In my junior and senior years of high school I competed in several competitions and won several awards with the Company, one being Elite Gold at the 2018 Southeast Showdown, an award our company had never won before. I even won my own award my senior year at the Southeast Showdown at Longwood that same year for choreography. I also got to perform our iconic Santa Dance at NBC12’s station in Richmond for their 2017 Christmas Special!
I did take my love of dance with me to UVA, but not without struggle.
I did take my love of dance with me to UVA, but not without struggle. The first two teams I auditioned for rejected me. I took it hard, crying from my second rejection on a cold walk back to Weedon from the AFC—dance paws in hand and my sneakers untied as I tried to get out of there as quickly as possible. But I still wasn’t defeated enough, and I decided to do the jazz open dance for the University Dance Company in the Spring of 2020. I had an absolute blast, and I felt welcomed back into a community that I had missed with all of my heart. I cried on the drive back to my place leaving the first practice, because I was so filled with belonging and joy. Togetherness. Acceptance.
However, we never got to perform after COVID-19 shut everything down. Third year we had no dances. And this year I have been so busy trying to lead the class and write pieces and be with friends and be in the moment and get law school apps down and, and, and—I just had no time anymore.

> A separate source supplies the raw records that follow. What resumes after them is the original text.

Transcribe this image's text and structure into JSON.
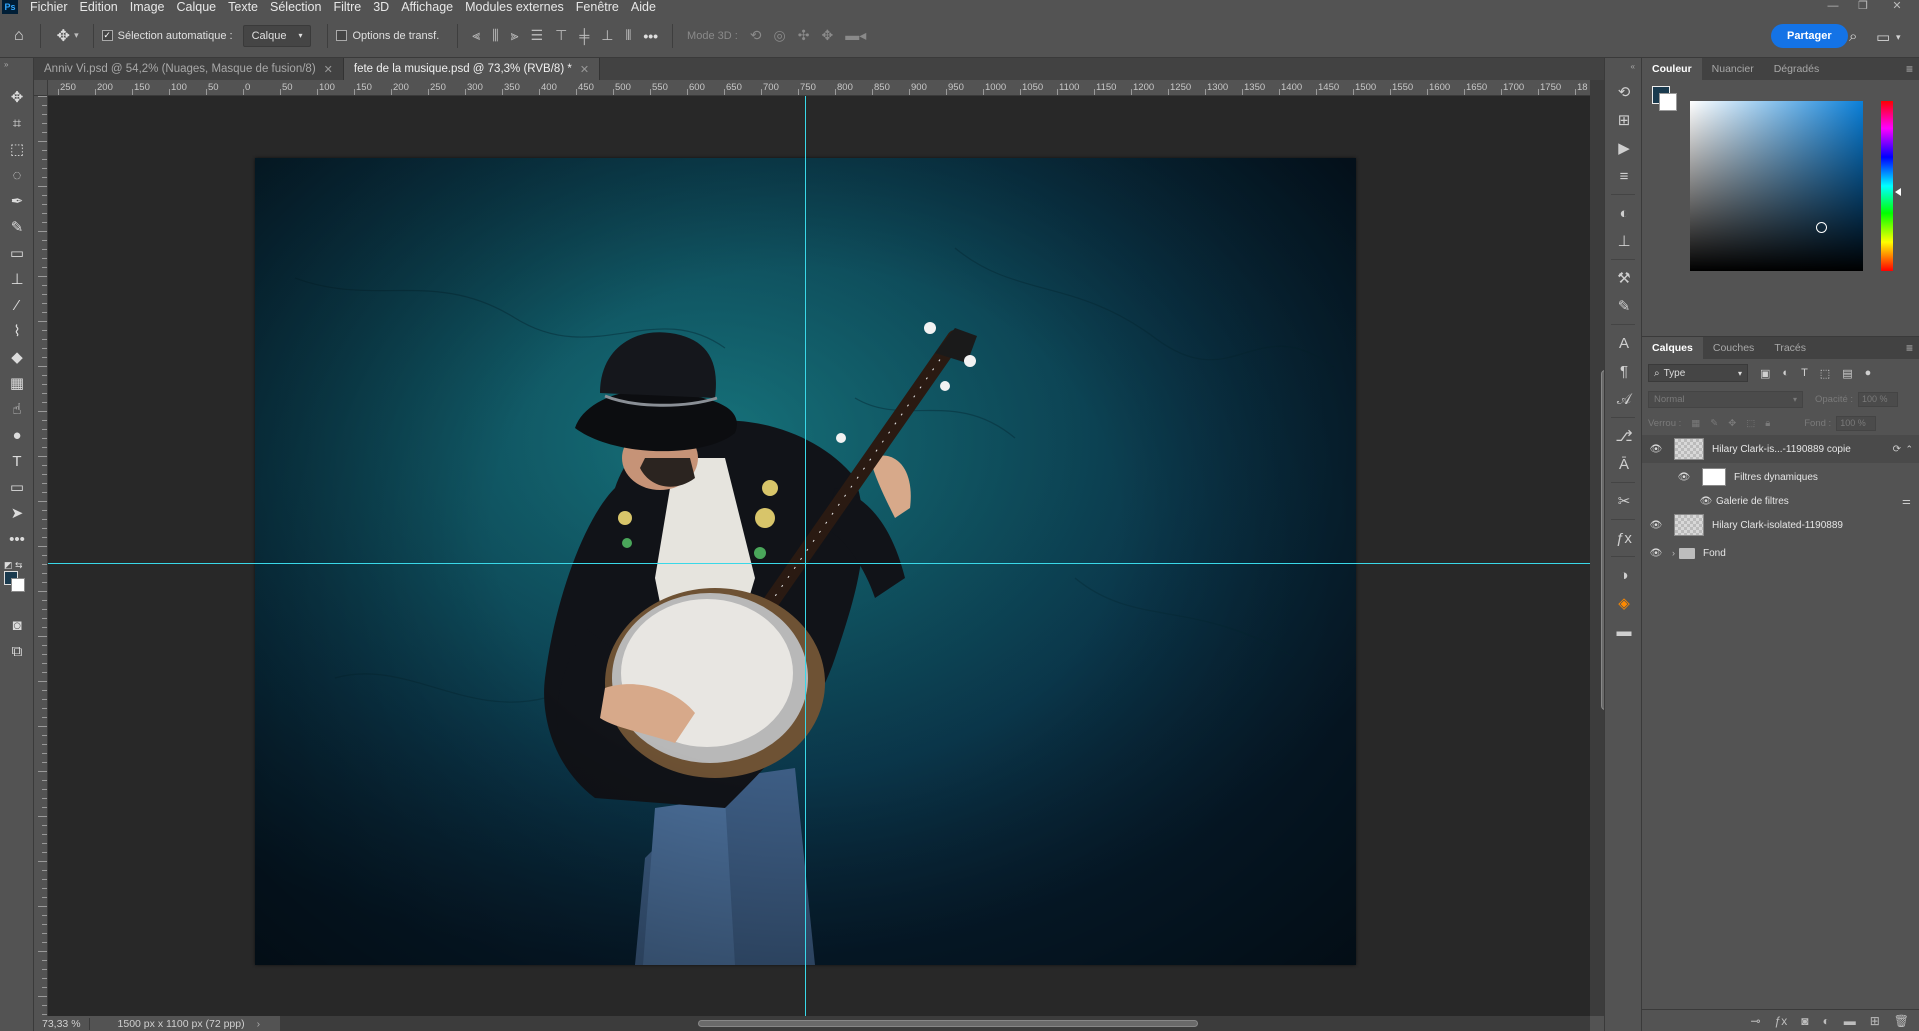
{
  "menubar": {
    "logo": "Ps",
    "items": [
      "Fichier",
      "Edition",
      "Image",
      "Calque",
      "Texte",
      "Sélection",
      "Filtre",
      "3D",
      "Affichage",
      "Modules externes",
      "Fenêtre",
      "Aide"
    ],
    "window_controls": [
      "—",
      "❐",
      "✕"
    ]
  },
  "options": {
    "home_icon": "home-icon",
    "move_icon": "move-tool-icon",
    "auto_select_label": "Sélection automatique :",
    "auto_select_checked": true,
    "auto_select_target": "Calque",
    "transform_label": "Options de transf.",
    "more": "•••",
    "mode3d_label": "Mode 3D :",
    "share_label": "Partager"
  },
  "tabs": [
    {
      "label": "Anniv Vi.psd @ 54,2% (Nuages, Masque de fusion/8)",
      "active": false
    },
    {
      "label": "fete de la musique.psd @ 73,3% (RVB/8) *",
      "active": true
    }
  ],
  "ruler": {
    "h_labels": [
      "250",
      "200",
      "150",
      "100",
      "50",
      "0",
      "50",
      "100",
      "150",
      "200",
      "250",
      "300",
      "350",
      "400",
      "450",
      "500",
      "550",
      "600",
      "650",
      "700",
      "750",
      "800",
      "850",
      "900",
      "950",
      "1000",
      "1050",
      "1100",
      "1150",
      "1200",
      "1250",
      "1300",
      "1350",
      "1400",
      "1450",
      "1500",
      "1550",
      "1600",
      "1650",
      "1700",
      "1750",
      "18"
    ]
  },
  "status": {
    "zoom": "73,33 %",
    "doc_info": "1500 px x 1100 px (72 ppp)"
  },
  "color_panel": {
    "tabs": [
      "Couleur",
      "Nuancier",
      "Dégradés"
    ],
    "foreground": "#1a3a4e",
    "background": "#ffffff"
  },
  "layers_panel": {
    "tabs": [
      "Calques",
      "Couches",
      "Tracés"
    ],
    "filter_label": "Type",
    "blend_mode": "Normal",
    "opacity_label": "Opacité :",
    "opacity_value": "100 %",
    "lock_label": "Verrou :",
    "fill_label": "Fond :",
    "fill_value": "100 %",
    "layers": [
      {
        "name": "Hilary Clark-is...-1190889 copie",
        "type": "smart",
        "selected": true
      },
      {
        "name": "Filtres dynamiques",
        "type": "smart-filter-mask"
      },
      {
        "name": "Galerie de filtres",
        "type": "filter"
      },
      {
        "name": "Hilary Clark-isolated-1190889",
        "type": "smart"
      },
      {
        "name": "Fond",
        "type": "group"
      }
    ]
  },
  "canvas": {
    "guide_color": "#39d8e8",
    "background_color": "#0d4a58"
  }
}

My sister is now in her third year at The Berklee College of Music in Boston, so my parents really did have an eye for which of us was going to go far with which talents. Watching her release her own music on Apple Music and Spotify has been a joy. I quietly smiled to myself over winter break when I heard her playing the piano and writing new songs while I was reading in my room. And I’m very grateful my mom decided to say yes to dance lessons. Maybe a younger me would have been happier with a few more singing and piano lessons, but older me is happy I found dance in spite of feeling a little pulled from what I liked to do. But, I do hope I can dance again. I still do by myself, practicing my pirouettes and leaps. I really hope I can dance again.